Federal health officials are using an administrative simplification rule to propose delaying by one year the implementation of new diagnosis coding sets used for billing medical services.
ICD-10 diagnosis codes would be required for billing physician services starting on Oct. 1, 2014, according to the April 9 proposed rule from the Dept. of Health and Human Services. Currently, doctors and hospitals use the ICD-9 standard, which contains far fewer individual codes but also permits less specificity when making diagnoses. The proposed rule is expected to be finalized this year after a 30-day comment period.
The American Medical Association led the movement to push off the ICD-10 implementation deadline, citing concerns about doctors’ ability to be compliant by Oct. 1, 2013. The substantial number of new codes that must be learned, combined with initial problems with implementing the new 5010 electronic transaction standards that are a prerequisite for taking on the new code sets, presented a substantial burden for physician offices, the AMA said.
Physicians also were being asked to meet several other quality and health information technology initiatives at the same time as the coding upgrade, including adoption of electronic health records and participation in the physician quality reporting system. The October 2013 deadline would have come at a particularly inopportune time, the Association has said.
Marilyn Tavenner, acting administrator of the Centers for Medicare & Medicaid Services, signaled to physicians that HHS was re-evaluating the ICD-10 deadline during the AMA National Advocacy Conference in Washington on Feb. 14, but she did not indicate how long the implementation delay would be. The proposed rule formalizes the one-year delay and a plan to establish a unique identifier for health plans.
The proposed rule is the latest in a series of administrative simplification policies authorized by the national health system reform law. HHS estimates that cutting red tape for health professionals and plans will save them up to $4.6 billion in administrative costs during the next decade.
Requiring each health plan to have a single, unique identifier is designed to eliminate problems that arise when plans and other third-party administrators use different identifiers that lack a standard length or format. This can result in processing, payment or eligibility mix-ups, HHS said.

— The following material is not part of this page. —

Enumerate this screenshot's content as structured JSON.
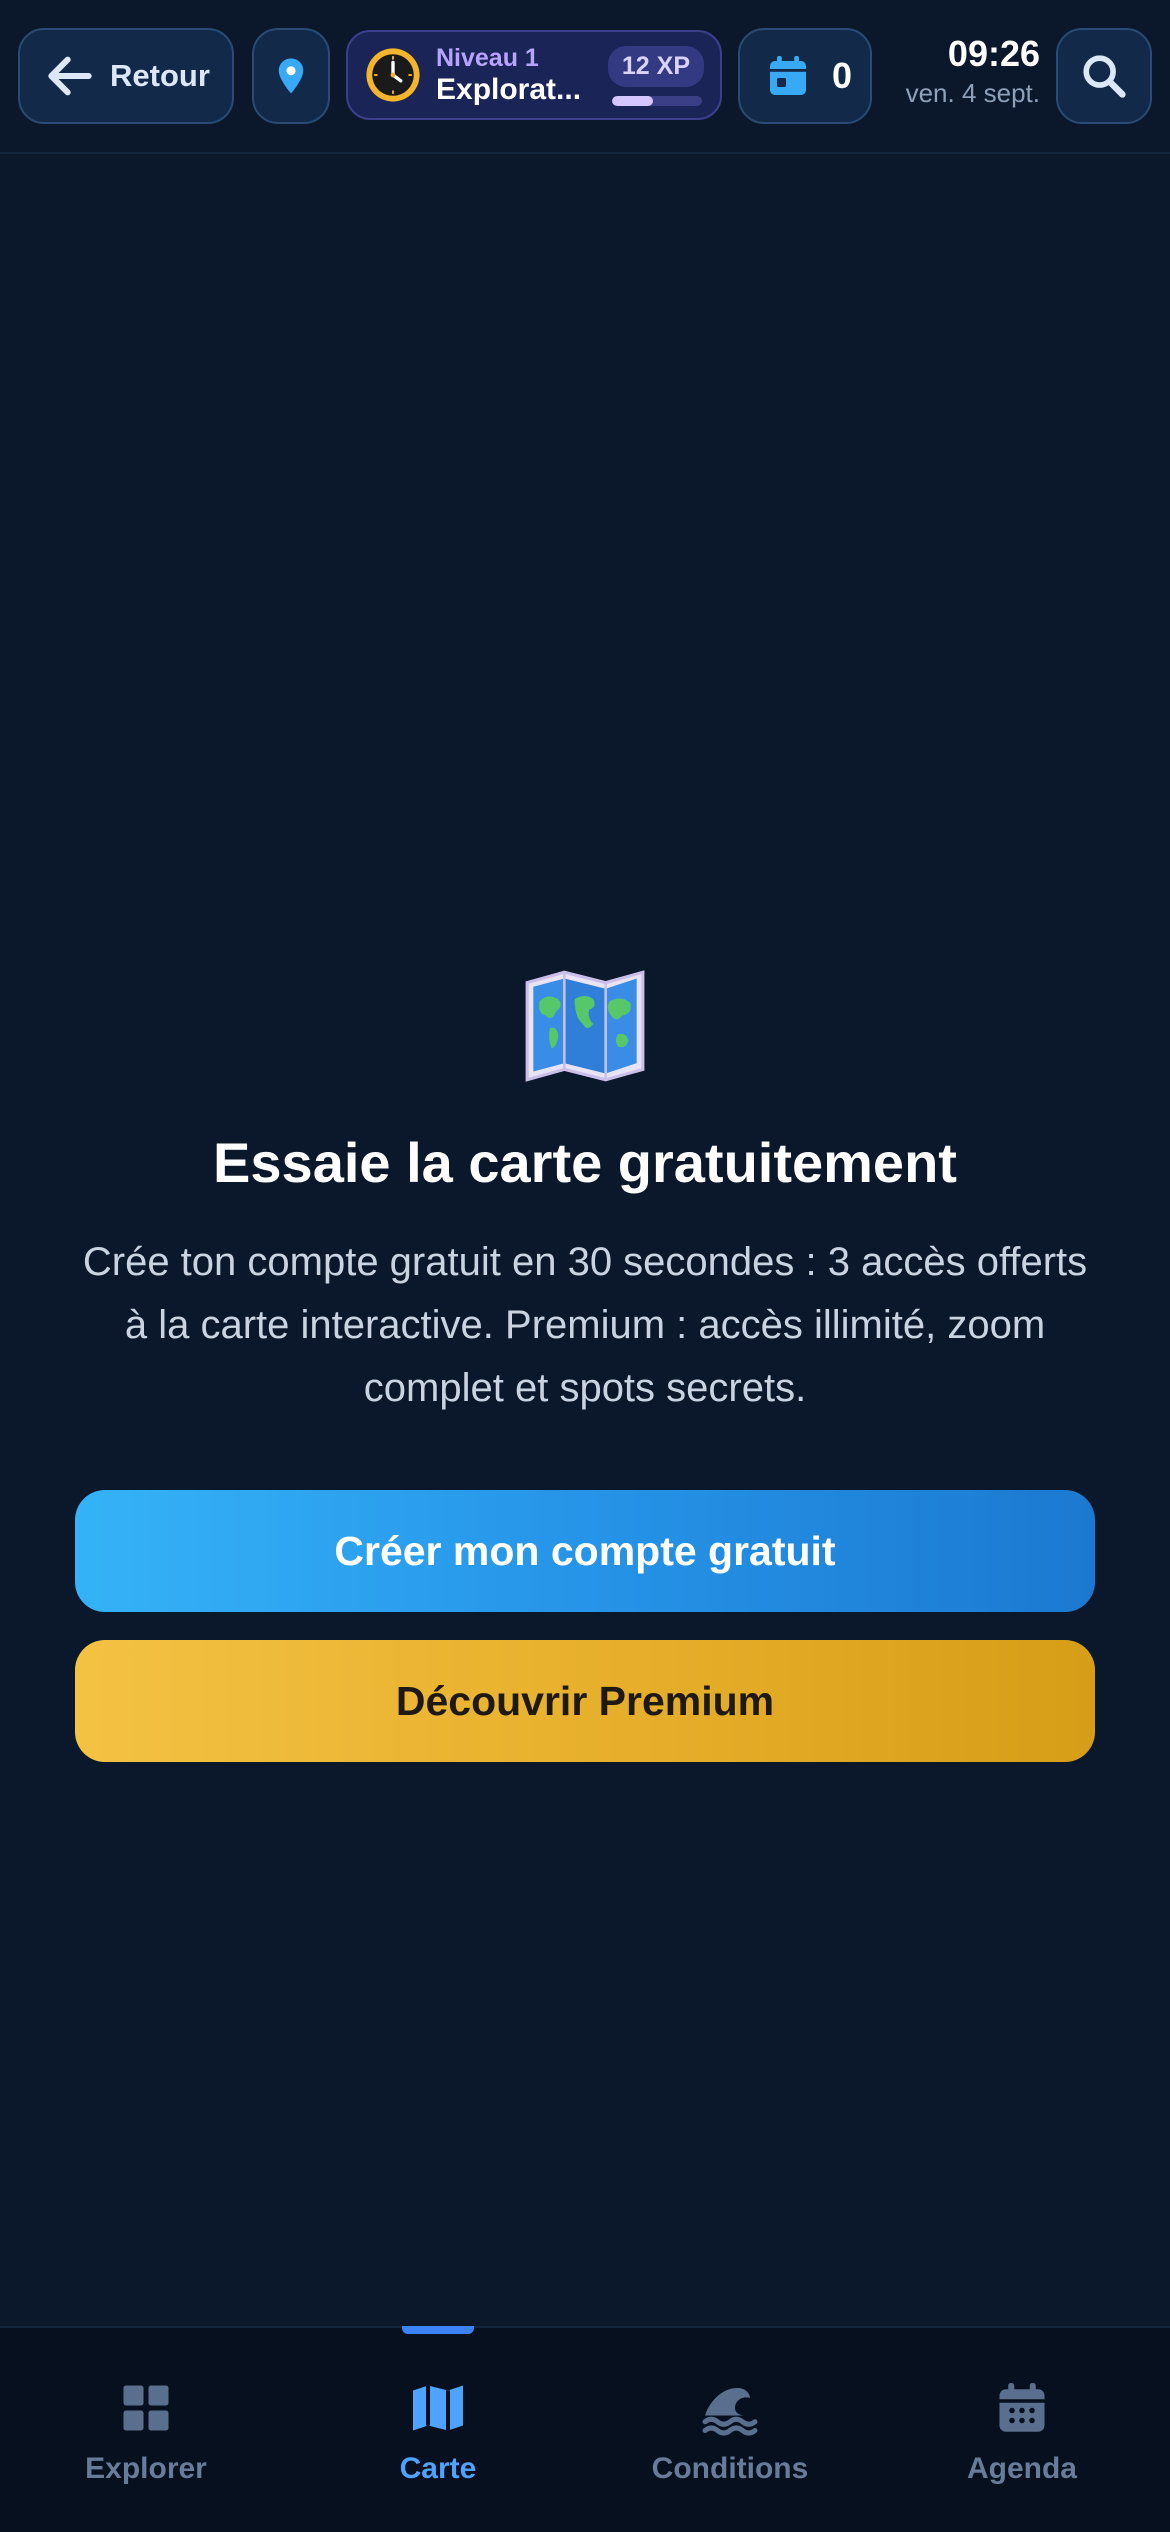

“These important simplifications will mean doctors can spend less time filling out forms and more time seeing patients,” HHS Secretary Kathleen Sebelius said in a statement.
The full and original article can be found at: http://www.ama-assn.org/amednews/2012/04/09/gvsc0412.htm